Get your full text copy in PDF
Jaffar A. Al-Tawfiq
Med Sci Monit 2006; 12(11): CR471-475
Background: This study describes the resistance pattern of Streptococcus pneumoniae isolates obtained from pediatric patients in a Saudi Arabian hospital.
Material/Methods: This is a retrospective analysis of the antibiotic resistance of S. pneumoniae isolates (n=141) obtained from children in a Saudi Arabian hospital 1999–2004. Clinical data and antibiotic sensitivity were retrieved from microbiology data and analyzed.
Results: Of the total isolates of S. pneumoniae, 57.6% were susceptible to penicillin, 28.8% intermediately susceptible, and 13.7% were resistant organisms. Over the study period, high-level penicillin resistance of S. pneumoniae was 0% in 1999, 23% in 2001, and 3.4% in 2004. Intermediate penicillin resistance was 21% in 1999, 41% in 2001, and 27.6% in 2004. The resistance rates to other antibiotics were as follows: erythromycin 33.4%, tetracycline 30%, trimethoprim sulfamethoxazole 40%, and clindamycin 21.6%. Children less than 2 years of age showed a higher rate of intermediately penicillin-susceptible isolates (41.9% versus 22.7%, P=0.0.02). They also had higher rates of resistance to tetracycline (42.4% versus 25%, P=0.03), trimethoprim-sulfamethoxazole (54% versus 33.8%, P=0.02), and clindamycin (33% versus 17%, P=0.04). All tested isolates were susceptibility to ceftriaxone and vancomycin.

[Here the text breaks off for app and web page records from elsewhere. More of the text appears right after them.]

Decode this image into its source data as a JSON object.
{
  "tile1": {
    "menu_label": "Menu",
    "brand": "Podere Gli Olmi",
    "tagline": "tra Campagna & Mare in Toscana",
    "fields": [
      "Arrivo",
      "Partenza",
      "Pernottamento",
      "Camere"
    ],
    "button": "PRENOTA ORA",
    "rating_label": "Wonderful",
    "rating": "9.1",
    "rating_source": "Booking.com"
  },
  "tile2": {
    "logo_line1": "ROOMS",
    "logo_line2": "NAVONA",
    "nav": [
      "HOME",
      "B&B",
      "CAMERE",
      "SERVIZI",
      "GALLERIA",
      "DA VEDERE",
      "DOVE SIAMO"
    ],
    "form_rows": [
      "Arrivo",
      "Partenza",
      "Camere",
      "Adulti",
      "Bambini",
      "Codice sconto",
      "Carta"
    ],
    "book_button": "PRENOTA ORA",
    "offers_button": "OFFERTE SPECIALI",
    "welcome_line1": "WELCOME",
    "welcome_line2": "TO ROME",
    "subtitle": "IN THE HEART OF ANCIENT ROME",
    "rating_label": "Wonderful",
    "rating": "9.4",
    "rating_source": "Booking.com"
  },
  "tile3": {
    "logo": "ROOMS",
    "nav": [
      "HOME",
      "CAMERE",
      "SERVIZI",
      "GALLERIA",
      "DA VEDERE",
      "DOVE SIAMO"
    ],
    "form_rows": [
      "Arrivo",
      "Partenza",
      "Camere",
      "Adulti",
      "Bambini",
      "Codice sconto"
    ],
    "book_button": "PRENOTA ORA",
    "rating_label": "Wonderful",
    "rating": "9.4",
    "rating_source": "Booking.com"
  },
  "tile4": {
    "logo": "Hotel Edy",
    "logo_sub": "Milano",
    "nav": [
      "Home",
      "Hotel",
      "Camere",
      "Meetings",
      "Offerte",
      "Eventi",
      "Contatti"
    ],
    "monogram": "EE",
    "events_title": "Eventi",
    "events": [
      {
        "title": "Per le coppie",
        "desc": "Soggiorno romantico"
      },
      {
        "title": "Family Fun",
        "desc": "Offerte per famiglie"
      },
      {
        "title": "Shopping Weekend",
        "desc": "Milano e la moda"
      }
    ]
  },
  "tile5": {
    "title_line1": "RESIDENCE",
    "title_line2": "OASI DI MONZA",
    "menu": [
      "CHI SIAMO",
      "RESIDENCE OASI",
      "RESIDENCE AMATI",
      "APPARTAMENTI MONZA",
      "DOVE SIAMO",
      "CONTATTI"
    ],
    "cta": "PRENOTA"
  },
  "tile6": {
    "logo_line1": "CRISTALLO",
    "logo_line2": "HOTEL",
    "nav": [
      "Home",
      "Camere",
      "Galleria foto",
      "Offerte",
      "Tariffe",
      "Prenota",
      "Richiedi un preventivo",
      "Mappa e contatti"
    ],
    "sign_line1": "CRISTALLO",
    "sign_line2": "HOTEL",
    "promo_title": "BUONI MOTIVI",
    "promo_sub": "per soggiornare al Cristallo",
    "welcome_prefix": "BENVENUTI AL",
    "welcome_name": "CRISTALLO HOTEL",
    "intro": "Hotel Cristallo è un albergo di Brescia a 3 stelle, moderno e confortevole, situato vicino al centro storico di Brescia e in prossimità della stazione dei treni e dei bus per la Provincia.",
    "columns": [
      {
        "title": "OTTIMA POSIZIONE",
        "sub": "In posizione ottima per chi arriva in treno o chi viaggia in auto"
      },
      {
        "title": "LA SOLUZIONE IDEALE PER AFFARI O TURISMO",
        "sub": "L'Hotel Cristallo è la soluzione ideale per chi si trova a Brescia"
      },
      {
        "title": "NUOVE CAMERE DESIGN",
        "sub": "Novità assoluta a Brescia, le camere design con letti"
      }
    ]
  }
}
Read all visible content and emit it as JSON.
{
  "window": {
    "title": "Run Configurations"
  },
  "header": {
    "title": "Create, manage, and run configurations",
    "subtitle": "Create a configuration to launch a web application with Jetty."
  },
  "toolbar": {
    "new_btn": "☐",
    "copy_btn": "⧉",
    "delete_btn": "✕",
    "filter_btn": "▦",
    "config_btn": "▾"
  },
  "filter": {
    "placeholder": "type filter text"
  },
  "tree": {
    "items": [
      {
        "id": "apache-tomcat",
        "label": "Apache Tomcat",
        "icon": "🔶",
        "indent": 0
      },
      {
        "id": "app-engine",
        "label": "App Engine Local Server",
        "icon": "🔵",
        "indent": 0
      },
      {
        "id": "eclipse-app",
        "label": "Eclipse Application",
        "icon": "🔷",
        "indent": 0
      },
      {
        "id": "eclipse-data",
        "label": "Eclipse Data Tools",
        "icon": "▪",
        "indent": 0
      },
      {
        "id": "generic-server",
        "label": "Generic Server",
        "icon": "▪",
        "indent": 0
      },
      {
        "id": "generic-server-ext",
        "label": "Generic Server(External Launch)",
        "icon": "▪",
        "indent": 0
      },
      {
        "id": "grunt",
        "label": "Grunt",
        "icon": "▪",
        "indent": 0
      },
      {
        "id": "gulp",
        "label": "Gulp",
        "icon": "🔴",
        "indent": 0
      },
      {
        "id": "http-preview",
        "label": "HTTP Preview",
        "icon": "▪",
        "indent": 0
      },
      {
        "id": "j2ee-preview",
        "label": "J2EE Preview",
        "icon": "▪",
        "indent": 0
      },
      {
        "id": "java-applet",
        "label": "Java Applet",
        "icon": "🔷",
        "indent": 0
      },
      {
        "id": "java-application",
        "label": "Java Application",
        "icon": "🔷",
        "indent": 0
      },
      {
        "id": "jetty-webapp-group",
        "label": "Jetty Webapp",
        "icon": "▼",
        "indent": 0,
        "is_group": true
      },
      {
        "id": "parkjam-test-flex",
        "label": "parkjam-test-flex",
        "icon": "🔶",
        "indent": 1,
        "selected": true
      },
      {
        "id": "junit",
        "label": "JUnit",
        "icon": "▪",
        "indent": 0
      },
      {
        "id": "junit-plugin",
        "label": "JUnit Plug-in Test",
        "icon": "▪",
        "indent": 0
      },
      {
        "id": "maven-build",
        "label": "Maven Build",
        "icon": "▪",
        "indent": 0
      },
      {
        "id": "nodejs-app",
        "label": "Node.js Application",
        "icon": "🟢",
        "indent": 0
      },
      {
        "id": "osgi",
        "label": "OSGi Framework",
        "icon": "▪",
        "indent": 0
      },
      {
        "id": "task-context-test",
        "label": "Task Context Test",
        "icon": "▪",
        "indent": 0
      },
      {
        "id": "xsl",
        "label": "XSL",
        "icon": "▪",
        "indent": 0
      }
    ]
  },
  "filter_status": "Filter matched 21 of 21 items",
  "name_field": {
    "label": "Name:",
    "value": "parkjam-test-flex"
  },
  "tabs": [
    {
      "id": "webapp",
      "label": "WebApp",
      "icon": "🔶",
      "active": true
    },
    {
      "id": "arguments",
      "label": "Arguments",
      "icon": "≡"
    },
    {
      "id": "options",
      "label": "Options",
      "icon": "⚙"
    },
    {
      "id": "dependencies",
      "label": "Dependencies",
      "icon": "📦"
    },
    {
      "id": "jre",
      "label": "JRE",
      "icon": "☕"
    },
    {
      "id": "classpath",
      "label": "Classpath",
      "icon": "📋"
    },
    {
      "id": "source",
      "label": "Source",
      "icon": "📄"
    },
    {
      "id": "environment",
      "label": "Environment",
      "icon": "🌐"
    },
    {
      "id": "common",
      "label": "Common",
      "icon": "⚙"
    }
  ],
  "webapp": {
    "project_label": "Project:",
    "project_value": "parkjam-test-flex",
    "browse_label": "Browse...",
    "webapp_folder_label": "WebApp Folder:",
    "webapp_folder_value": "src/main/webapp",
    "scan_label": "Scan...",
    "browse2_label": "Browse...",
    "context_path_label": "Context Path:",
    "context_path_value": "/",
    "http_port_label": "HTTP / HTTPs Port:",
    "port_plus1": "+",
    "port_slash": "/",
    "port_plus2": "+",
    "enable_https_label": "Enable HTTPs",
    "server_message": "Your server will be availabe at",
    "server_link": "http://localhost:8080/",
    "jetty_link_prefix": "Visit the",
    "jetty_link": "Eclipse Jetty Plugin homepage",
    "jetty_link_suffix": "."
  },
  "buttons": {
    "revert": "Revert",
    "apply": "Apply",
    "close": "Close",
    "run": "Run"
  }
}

Conclusions: The overall high-level penicillin resistance of S. pneumonaie from 1999–2004 was 13.7%. The percentage of intermediately penicillin-susceptible organisms was higher in the age group under 2 years of age (41.9%) than in patients 2 years of age or older (22.7%).